by LAURA EDWARDS
Sometimes there isn’t any better therapy than cleaning out your wardrobe.
It’s as if throwing away all those unused clothes signifies a clean slate, a fresh start – or at the very least room for newer, better things.= display_ad('x18', 'hidden-xs hidden-md mm_incontent', 'MM In Content'); ?>= display_ad('x20', 'visible-xs mm_mob_incontent', 'MM In Content (Mobile)'); ?>
I did this recently.
Most of my clothes went to charity but I decided to make some money from the rest and sell them at a vintage market.
I set up a stall and as I carefully hung my clothes on the racks, they suddenly looked like new again – shinier, glossier.
I had gone into this ‘sales’ mode: sell the clothes, pocket the money, done and dusted. I was hoping to be as clinical as a clinician. I never thought emotions would come into it. Selling a house, yes. A car, maybe. But clothes?
Yet I still felt the sting of rejection when shoppers flitted nonchalantly through my clothes and abruptly turned on their heel, uninterested.
There was a pang of regret when the designer baby doll dress I bought for $300 – and had never worn – sold for $40.
And then came bitterness when a woman who is smaller than me, tried my Sass & Bide jeans that I can no longer get past my hips and looked…better than I did.
“Look away,” my friend consoled me, as the girl happily walked off with the jeans for $30.
“At least they went to a good home. It’s like the sisterhood of the traveling pants! Except they, er, just didn’t fit you.”
It’s not just the pain of someone looking better than you in your own clothes: it’s the many memories that come swarming back when you remember what you were doing when you were wearing them. Like perfume, a piece of clothing can instantly trigger a moment in time.
As I pulled together my unworn, crumpled clothes from the back of the cupboard, I was piecing together those significant moments in my life, good and bad.
The jacket I wore on my very first date with my now partner.

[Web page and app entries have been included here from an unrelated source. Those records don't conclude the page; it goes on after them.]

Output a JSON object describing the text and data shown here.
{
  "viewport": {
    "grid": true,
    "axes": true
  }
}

The dress I wore to my school formal.
The sweatpants I was wearing when I was told my grandfather had died.
The red dress I wore when I spent the night crying in a nightclub toilet after a break-up.
The top I proudly bought with my very first pay cheque.

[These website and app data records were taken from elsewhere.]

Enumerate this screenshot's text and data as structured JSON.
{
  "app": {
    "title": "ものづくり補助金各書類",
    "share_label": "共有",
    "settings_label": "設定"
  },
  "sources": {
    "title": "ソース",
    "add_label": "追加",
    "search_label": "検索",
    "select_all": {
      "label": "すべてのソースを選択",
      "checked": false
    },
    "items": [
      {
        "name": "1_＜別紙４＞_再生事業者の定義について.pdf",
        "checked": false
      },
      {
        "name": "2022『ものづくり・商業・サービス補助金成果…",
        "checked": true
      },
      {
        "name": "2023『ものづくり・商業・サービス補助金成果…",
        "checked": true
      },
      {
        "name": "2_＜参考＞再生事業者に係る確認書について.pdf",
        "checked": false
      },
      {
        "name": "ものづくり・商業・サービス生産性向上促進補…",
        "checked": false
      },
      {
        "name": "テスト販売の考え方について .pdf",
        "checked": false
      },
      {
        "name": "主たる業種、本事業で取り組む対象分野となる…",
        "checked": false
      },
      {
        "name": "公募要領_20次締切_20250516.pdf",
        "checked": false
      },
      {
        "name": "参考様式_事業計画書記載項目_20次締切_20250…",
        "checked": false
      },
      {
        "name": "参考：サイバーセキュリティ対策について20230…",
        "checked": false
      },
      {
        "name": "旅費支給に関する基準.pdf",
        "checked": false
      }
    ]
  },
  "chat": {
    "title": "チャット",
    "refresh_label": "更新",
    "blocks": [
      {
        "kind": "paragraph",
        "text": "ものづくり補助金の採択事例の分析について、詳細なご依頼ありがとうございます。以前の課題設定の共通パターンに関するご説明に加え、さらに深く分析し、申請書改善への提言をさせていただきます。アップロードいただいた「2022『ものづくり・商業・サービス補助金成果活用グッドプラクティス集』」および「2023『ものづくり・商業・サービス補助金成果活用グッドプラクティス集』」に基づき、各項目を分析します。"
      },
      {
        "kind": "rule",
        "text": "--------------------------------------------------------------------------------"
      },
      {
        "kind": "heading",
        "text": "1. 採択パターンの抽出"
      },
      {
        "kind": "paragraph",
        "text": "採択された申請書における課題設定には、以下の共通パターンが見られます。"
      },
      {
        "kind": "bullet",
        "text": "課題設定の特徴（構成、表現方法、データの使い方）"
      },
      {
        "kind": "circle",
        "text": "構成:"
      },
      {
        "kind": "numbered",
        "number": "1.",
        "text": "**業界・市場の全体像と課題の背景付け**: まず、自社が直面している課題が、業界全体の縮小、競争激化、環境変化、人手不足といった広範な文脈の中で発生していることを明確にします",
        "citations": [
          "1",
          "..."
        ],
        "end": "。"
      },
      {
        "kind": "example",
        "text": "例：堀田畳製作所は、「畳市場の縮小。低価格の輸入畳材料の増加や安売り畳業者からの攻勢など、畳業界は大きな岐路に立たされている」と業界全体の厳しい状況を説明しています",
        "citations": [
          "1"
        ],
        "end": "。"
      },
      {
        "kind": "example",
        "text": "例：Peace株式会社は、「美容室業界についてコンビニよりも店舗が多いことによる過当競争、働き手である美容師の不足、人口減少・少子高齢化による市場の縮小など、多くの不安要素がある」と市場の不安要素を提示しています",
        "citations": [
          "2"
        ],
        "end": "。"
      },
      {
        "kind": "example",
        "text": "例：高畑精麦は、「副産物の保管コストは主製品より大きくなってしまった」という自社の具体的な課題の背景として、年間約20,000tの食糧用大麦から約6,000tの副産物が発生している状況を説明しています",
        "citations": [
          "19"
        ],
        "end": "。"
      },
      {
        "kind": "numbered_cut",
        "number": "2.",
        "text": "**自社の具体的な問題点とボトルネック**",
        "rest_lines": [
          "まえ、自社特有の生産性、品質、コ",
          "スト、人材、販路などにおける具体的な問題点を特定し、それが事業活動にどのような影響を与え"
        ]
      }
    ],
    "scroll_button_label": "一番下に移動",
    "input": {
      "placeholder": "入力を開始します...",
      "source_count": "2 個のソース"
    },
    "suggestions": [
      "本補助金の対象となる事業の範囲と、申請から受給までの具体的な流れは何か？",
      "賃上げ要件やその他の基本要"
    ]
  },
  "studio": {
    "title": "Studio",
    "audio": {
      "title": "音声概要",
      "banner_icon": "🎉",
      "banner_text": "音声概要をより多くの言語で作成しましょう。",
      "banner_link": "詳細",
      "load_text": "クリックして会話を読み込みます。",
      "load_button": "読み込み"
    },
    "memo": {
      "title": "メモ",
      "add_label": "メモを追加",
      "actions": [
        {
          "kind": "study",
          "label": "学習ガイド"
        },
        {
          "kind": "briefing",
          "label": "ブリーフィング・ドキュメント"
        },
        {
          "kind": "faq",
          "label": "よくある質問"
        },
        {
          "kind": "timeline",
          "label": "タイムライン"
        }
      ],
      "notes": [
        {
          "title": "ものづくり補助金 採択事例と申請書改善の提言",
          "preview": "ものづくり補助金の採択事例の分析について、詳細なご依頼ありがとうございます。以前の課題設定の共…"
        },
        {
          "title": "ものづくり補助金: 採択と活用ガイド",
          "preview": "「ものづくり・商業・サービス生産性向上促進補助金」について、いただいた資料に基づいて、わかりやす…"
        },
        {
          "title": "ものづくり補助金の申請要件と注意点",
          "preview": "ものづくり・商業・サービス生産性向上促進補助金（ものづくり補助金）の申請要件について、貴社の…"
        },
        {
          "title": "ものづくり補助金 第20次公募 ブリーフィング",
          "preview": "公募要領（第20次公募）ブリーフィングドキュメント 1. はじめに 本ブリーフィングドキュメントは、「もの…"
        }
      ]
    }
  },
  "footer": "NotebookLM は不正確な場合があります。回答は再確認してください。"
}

Although some of these clothes didn’t even fit anymore, I wasn’t sure I could bring myself to put them on the sale rack. I felt like selling and watching someone else walk away with them, was like throwing away a memory.
I always had visions of me, old and gray and losing my marbles, suddenly being able to connect the dots through said garments.
One of the shoppers at the market approached my stall and held up the lace skirt I was wearing when I had my first kiss.
“This is beautiful,” she said shyly.
“It is,” I smiled, secretly wondering how I could somehow snatch it back from her without causing a fuss.
Although it didn’t fit me anymore, when I looked at that skirt the same butterflies I felt back then entered my tummy again. I could even almost smell the (copious amounts of) Lynx deodorant my date had been wearing and the scent of lavender outside my house.
“I was thinking I could wear this to my engagement party,” the woman said.
Watching her eyes light up, my urge to snatch the skirt slowly faded.
I knew I was being silly, that I’d always have my memories, no matter what – and rather than sitting in the back of the closet collecting dust, this lace skirt could have a new life, creating new memories for someone else.
Resisting the urge to tearfully whisper: “take care of it – it doesn’t respond well to water above 30 degrees when washing,” I packed the skirt into a bag, pocketed $30 and locked away a memory in my mental filing cabinet. A filing cabinet, which will hopefully be easily found when I’m eventually old and gray and losing my marbles.
Laura Edwards is a Canberra-based journalist and freelance creative writer, who graduated from her degree last year and has just landed her first print journalist job.
What piece of clothing gives you the most vivid memory? Are you still holding on tight to that garment?